We now address whether, having conducted the initial pat-down search, Officer Wildauer had articulable grounds to proceed to the second search and whether this was justified in its extent and manner. In this search, Wildauer sifted the contents of Brown's pockets to determine whether Brown was armed and located in Brown's groin area a hard object somewhat smaller than a ping-bong ball. Wildauer took this object to be a gun butt, but it turned out to be the package of crack cocaine that Brown asks us to suppress. Because "[t]he sole justification of the [pat-down] search in [such a] situation is the protection of the police officer and others nearby," it must therefore be "confined in scope to an intrusion reasonably designed to discover [weapons]." Terry, 392 U.S. at 29. An officer is not justified in conducting a general exploratory search for evidence under the guise of a stop-and-frisk. See Minnesota v. Dickerson, 508 U.S. 366, 378 (1993).
Brown contends that Wildauer must have been conducting an exploratory search because he lacked reasonable suspicion that the hard object might have been a weapon. The argument is somewhat unclear. Brown offers us a rhetorical question ("Was it reasonable?"), an unsupported claim that it would appear "more reasonable" to think that the hard object was drugs than to think it was a gun butt, and a conclusory assertion (Wildauer was on "an exploratory search for narcotics"). If Brown's reasoning is construed as a deductive argument, it does not follow. Even if Wildauer would have been more reasonable to think the hard object was drugs rather than a gun, that does not mean he would have been unreasonable to conclude that it was a gun and not drugs. On the contrary, in the circumstances, it would have been reasonable to think it was a gun--as Brown himself admits: "Better safe than sorry." See, e.g., United States v. Swann, 149 F.3d 271, 276 (4th Cir. 1998) (reasonable for officer to search unknown hard object in sock which was approximately the same size and shape as a box cutter).
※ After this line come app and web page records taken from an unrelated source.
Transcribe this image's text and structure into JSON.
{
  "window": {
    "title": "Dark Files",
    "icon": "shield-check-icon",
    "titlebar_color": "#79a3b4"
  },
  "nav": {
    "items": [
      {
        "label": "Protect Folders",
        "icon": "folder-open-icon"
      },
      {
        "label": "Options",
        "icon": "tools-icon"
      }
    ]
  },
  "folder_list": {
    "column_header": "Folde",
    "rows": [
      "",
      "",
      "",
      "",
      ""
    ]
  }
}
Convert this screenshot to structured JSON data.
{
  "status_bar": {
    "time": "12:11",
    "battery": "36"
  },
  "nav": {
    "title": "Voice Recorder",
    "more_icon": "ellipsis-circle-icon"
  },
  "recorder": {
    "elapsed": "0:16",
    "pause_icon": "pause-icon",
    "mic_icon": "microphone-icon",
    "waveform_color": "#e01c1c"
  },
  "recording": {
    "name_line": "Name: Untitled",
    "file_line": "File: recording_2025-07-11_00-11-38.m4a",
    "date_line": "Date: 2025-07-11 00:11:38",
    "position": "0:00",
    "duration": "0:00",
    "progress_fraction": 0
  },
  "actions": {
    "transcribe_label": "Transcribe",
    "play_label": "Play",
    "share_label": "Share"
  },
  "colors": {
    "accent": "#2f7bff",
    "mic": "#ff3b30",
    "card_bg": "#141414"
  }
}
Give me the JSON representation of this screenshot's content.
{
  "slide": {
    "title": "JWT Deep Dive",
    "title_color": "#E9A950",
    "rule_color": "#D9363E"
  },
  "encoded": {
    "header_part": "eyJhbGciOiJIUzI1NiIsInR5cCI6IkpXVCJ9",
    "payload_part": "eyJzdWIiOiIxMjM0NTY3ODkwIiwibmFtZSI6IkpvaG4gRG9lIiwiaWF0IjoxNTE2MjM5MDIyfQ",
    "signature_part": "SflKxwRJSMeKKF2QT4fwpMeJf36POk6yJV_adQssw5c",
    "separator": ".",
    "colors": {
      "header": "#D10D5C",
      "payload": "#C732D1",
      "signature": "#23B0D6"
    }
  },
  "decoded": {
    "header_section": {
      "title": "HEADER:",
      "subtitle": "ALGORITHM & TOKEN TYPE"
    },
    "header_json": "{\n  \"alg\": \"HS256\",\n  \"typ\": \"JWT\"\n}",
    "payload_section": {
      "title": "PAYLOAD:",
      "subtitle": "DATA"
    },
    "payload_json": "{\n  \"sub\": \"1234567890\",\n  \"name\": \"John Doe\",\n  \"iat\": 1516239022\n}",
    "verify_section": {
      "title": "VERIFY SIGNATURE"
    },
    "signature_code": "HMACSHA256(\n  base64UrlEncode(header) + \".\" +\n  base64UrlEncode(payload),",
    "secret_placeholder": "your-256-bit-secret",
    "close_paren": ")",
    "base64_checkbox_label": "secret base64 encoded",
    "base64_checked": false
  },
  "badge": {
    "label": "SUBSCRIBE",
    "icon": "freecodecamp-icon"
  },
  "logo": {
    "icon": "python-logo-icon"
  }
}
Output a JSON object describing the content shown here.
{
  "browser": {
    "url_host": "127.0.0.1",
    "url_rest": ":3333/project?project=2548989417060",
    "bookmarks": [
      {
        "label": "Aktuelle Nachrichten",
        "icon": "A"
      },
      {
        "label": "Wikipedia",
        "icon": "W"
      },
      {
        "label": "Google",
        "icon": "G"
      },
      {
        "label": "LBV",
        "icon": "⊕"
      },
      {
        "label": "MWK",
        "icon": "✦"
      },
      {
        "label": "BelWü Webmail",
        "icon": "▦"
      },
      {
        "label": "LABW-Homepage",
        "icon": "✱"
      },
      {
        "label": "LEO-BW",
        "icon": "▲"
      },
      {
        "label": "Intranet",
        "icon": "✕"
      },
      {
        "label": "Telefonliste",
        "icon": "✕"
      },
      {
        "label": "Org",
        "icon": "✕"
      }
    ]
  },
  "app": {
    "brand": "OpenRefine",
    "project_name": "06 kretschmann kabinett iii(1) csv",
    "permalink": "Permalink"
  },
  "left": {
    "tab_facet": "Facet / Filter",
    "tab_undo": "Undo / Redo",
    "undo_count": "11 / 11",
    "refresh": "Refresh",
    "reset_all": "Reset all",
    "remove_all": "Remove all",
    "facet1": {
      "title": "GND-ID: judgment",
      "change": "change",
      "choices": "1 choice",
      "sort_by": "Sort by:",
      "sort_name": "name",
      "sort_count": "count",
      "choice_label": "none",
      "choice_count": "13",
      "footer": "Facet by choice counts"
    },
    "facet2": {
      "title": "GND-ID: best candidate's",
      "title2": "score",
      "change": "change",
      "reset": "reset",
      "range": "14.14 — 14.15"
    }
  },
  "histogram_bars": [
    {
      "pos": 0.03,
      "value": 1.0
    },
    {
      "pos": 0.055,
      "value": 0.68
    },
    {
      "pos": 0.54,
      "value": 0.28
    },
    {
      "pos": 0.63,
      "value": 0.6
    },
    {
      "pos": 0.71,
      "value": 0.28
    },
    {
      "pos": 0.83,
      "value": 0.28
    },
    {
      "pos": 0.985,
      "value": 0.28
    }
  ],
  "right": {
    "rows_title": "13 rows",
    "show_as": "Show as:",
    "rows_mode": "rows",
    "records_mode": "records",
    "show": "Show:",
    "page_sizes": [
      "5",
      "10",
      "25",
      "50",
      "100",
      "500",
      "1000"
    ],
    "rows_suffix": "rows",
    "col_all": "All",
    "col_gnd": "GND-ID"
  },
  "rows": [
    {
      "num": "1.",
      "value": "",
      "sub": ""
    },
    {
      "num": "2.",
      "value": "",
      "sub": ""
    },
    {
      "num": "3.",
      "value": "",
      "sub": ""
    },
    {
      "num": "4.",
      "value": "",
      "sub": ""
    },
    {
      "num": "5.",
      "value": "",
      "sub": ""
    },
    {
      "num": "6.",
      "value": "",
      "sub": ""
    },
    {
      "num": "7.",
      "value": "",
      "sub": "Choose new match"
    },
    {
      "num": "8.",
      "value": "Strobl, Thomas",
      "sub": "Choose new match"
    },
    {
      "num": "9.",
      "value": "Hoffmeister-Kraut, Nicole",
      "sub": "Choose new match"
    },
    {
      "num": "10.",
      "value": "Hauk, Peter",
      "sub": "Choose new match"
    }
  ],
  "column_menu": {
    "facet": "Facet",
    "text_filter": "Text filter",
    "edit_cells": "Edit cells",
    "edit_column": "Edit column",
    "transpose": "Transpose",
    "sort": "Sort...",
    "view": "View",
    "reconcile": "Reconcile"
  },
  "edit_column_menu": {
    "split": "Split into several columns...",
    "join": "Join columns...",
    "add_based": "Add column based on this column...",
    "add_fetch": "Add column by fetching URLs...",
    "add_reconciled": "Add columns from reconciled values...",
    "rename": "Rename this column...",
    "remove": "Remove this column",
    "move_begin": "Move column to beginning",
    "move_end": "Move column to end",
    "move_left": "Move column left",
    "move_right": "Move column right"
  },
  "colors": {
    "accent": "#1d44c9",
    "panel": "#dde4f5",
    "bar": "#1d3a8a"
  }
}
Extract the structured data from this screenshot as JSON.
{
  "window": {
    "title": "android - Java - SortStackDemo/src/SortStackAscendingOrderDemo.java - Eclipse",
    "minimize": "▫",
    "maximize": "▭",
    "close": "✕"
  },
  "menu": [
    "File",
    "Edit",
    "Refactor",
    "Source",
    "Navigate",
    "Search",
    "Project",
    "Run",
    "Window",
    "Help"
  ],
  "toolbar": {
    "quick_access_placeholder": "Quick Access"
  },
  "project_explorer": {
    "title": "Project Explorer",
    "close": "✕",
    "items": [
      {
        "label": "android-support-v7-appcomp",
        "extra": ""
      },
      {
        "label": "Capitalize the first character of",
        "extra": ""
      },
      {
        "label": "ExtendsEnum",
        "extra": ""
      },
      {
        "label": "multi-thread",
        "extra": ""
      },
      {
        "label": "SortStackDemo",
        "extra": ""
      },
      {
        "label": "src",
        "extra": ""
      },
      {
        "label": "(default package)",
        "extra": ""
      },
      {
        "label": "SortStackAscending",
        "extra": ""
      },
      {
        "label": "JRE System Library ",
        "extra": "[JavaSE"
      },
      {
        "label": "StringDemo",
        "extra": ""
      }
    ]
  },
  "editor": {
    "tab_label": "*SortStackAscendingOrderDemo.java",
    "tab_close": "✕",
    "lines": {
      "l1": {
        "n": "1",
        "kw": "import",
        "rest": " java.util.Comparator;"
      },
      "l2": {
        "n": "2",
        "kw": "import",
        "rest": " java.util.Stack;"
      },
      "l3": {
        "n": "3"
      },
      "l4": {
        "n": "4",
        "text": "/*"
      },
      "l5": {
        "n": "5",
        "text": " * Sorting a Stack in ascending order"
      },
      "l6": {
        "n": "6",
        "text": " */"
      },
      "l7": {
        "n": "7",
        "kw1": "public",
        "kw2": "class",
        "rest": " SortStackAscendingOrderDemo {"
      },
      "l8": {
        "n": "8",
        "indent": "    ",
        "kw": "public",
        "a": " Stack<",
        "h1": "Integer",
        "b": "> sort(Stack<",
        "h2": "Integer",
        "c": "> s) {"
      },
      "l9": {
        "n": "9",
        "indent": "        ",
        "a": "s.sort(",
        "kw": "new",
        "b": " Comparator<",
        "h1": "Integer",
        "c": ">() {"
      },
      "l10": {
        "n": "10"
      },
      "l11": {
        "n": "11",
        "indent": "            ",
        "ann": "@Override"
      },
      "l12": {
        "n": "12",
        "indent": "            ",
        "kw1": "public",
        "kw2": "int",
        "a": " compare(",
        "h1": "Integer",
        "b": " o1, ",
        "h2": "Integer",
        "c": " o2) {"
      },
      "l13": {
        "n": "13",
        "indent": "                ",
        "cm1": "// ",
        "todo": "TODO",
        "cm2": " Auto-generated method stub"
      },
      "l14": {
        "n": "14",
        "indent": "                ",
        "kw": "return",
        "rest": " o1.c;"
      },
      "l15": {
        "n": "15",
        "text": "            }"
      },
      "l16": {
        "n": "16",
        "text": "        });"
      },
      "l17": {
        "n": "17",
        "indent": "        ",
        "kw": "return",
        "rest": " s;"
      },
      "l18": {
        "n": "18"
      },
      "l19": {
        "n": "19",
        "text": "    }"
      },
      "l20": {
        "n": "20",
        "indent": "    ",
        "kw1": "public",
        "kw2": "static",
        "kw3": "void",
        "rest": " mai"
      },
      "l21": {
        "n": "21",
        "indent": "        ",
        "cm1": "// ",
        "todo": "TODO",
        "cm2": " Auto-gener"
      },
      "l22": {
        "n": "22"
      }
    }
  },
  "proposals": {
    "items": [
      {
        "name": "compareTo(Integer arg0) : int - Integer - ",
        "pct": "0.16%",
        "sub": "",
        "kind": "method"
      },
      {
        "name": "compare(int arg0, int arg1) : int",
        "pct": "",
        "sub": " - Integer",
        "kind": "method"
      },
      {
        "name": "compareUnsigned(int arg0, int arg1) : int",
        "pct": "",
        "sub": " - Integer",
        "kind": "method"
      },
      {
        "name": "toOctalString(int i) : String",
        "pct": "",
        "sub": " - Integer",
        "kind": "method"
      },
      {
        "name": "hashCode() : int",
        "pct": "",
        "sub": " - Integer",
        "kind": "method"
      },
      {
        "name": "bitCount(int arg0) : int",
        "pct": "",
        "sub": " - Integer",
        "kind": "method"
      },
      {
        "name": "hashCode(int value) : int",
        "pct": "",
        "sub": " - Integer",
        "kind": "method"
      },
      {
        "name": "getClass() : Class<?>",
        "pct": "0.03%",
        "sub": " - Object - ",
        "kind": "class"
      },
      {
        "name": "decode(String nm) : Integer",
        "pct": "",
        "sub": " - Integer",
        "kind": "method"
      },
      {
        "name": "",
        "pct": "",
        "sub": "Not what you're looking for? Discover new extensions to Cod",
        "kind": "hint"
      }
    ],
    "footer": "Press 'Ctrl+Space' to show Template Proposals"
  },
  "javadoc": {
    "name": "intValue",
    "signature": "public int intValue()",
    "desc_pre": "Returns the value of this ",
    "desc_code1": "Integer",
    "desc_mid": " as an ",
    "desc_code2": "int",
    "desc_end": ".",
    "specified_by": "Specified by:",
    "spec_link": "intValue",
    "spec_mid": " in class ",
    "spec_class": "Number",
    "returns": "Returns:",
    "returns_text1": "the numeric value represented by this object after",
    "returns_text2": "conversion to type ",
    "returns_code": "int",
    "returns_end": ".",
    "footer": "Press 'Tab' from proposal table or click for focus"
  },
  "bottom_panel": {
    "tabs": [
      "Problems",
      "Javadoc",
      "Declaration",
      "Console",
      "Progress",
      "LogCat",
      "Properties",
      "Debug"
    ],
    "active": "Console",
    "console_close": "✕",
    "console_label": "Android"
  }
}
If, however, Brown means to raise a doubt as to whether Wildauer actually thought that Brown was armed, suggesting that Wildauer really must have thought not and proceeded with a search for drugs rather than a gun, Brown fails to overcome the deference we give to the district court's factual and credibility determinations. The district court's finding that Wildauer thought that Brown was armed is not clearly erroneous because, among other things, Wildauer shouted "Gun! Gun!" to Officer Sunier when Brown tried to flee. This suggests that in the previous instant Wildauer thought he was in fact searching for a gun. In any case the test is objective, not subjective: "whether a reasonably prudent man in the circumstances would [have been] warranted in the belief that his safety or that of others was in danger." Terry, 392 U.S. at 27. A reasonably prudent person would have been so warranted here.
We Affirm the decision of the district court denying Brown's motion to suppress.